Women who had not been taught shell stringing within their families were guided through the making process and encouraged to develop new traditions. “There is an expectation for us, as a group of Aboriginal women responsible for maintaining such an important part of our culture for future generations, to follow cultural protocol,” says contributing artist Jeannette James. “To look after Country, understand the environment and how to sustainably collect the shells and protect the seaweed beds.”
The purpose of the shell stringing practice is to create necklaces of delicate intricacy. In kanalaritja, there are examples made by Tasmanian Aboriginal ancestors in the 19th century right through to the work of today’s makers. Lucy Beeton’s delicate strands of rice shells have survived since the 1800s, while contemporary stringer Ashlee Murray’s king marina shells gleam with pearlescent hues as they catch the light. As one of the youngest shell stringers, Murray feels a deep connection to history as she hones her practice. “We are one of the only peoples in the world stringing shells like this, so I think it is quite defining of Tasmanian Aboriginal people.”
With modern tools and materials eventually replacing the sharp wallaby incisors used to pierce holes in the shells and the lengths of animal sinew and twine they were once strung upon, the necklaces in kanalaritja reveal how techniques have evolved. Over time, necklaces have become longer with multiple strings and it is clear makers have experimented with colour and pattern. Most necklaces possess hundreds of delicate shells and stringers – the acclaimed mother and daughter-in-law duo, Lola and Dulcie Greeno, use the contrasting size, texture and colour of di erent shells to create strikingly individualistic designs.
Working with such tiny and rare materials, the making process inevitably takes time. Shells must be collected, cleaned and sorted before they are ready for stringing. Makers search the coastlines of Cape Barren, Flinders and Bruny Islands for shells with descriptive names like ‘toothies’, ‘stripy buttons’ and ‘rice shells.’ With many shells literally no bigger than a grain of rice, some are gathered directly from the beach while others, like the prized maireener (rainbow kelp) shell, are collected live as they cling to seaweed drifting in low tide.

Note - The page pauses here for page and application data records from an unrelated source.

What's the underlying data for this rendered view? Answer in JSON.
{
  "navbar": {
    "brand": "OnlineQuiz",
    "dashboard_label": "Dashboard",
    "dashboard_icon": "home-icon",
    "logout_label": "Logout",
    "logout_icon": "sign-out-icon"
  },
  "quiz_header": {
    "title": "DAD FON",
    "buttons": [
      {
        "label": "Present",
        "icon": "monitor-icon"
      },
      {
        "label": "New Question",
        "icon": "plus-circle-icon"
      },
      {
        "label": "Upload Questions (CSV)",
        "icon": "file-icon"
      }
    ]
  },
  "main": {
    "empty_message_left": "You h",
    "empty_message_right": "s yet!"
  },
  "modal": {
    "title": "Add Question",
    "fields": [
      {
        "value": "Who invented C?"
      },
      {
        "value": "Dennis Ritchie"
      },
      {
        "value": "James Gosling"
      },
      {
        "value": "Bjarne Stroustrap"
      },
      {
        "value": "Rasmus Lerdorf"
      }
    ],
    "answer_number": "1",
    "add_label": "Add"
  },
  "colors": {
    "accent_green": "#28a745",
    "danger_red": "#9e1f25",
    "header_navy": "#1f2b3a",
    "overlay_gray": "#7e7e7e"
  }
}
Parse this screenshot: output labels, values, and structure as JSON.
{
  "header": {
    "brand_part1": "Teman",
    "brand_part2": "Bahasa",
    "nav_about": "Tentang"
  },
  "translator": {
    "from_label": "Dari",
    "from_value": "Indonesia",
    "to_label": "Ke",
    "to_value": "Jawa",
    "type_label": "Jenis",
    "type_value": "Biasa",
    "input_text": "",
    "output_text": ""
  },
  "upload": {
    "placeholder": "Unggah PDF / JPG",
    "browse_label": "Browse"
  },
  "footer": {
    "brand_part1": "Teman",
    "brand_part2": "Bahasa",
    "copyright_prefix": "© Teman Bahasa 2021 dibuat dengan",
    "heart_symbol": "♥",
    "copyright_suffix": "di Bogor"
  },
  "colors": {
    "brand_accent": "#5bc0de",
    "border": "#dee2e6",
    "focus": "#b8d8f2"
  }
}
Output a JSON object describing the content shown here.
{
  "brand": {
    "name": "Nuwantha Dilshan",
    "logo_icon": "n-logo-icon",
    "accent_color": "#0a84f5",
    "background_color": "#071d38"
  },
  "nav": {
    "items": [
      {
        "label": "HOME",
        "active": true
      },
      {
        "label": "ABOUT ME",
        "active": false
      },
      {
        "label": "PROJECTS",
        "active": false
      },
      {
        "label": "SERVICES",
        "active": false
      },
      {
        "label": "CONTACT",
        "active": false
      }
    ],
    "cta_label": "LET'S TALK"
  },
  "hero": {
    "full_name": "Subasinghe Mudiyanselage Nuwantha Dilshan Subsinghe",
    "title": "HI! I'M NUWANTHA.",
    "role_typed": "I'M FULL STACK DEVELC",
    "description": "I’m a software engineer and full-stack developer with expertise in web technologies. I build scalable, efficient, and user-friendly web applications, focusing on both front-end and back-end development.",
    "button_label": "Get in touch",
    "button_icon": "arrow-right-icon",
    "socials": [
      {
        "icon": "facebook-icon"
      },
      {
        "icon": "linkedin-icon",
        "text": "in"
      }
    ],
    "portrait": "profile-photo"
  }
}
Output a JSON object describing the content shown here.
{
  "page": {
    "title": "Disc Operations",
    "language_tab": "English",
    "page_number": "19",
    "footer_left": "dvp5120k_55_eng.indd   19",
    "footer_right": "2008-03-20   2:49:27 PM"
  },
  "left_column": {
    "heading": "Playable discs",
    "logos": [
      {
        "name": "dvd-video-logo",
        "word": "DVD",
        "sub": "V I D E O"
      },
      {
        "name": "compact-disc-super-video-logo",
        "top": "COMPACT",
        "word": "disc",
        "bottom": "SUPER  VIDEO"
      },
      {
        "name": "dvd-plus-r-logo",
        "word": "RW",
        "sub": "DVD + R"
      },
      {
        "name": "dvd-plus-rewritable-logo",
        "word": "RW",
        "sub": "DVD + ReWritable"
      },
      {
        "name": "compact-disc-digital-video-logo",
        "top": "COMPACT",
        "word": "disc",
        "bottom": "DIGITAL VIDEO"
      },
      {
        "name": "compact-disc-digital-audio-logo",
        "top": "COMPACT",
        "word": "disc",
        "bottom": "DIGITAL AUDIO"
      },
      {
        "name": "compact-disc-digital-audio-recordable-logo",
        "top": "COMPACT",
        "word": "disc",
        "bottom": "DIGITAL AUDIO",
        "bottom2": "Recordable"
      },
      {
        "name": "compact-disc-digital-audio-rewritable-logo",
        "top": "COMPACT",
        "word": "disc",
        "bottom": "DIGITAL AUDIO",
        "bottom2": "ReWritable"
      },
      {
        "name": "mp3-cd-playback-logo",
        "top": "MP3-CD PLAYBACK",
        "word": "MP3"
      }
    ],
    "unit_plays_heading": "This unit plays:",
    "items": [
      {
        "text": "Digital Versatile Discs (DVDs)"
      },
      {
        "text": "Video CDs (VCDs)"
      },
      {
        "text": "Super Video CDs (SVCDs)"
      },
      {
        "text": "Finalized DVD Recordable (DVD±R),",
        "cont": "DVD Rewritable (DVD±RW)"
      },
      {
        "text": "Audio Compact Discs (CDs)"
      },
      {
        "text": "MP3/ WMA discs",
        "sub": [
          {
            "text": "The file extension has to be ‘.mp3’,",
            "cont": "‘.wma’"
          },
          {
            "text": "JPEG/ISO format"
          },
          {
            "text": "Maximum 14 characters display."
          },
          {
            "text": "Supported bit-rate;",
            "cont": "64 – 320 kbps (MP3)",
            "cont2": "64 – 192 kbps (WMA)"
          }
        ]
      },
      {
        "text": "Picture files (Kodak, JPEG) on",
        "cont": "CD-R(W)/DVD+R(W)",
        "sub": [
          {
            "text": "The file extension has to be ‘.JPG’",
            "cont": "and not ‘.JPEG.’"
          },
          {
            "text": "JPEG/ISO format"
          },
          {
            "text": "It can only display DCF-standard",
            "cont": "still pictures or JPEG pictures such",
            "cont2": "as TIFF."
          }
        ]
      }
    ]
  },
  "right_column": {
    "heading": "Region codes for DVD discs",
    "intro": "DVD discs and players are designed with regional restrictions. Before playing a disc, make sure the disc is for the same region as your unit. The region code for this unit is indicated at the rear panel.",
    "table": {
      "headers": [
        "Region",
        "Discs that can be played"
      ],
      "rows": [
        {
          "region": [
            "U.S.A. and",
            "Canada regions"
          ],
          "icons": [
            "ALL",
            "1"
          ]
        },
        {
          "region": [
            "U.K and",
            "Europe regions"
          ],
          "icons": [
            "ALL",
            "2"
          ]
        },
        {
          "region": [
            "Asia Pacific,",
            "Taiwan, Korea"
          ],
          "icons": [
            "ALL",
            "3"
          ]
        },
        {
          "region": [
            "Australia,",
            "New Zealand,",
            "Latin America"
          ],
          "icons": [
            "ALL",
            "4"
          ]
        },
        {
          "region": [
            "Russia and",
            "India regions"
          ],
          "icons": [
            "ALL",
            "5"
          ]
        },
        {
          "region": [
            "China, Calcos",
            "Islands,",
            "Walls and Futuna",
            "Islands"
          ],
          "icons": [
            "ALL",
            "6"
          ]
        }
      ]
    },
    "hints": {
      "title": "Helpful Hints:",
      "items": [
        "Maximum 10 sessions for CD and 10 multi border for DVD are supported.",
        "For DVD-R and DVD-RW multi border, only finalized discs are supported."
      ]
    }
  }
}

The shells are so elusive; it can take months to fill a glass jar with enough to complete a necklace.
Liz Tew, co-curator of kanalaritja alongside Zoe Rimmer, is a descendent of Fanny Cochrane Smith, a well-known Tasmanian Aboriginal ancestor. Tew is the first in her family since Cochrane to be taught the skill of shell stringing and her experience with the luna tunapri workshops has been pivotal on both a personal and cultural level. “I feel proud that my family can once again continue this tradition,” Tew says. “When I’m out collecting, the connection I feel is hard to put into words. My mind slows down; I feel calm and content with a sense of belonging to my Country.”
The significance of an exhibition like kanalaritja: An Unbroken String is extraordinary. Projects like luna tunapri forge a strong sense of cultural renewal that has subsequently been shared with the wider public, broadening knowledge and recording history. Since 2009, stringers have been recognised by the National Trust of Australia and the Tasmanian shell necklace is now listed as a Tasmanian heritage icon. Without doubt, each necklace is an object of unmatchable beauty that holds the story of a life lived and a history endured.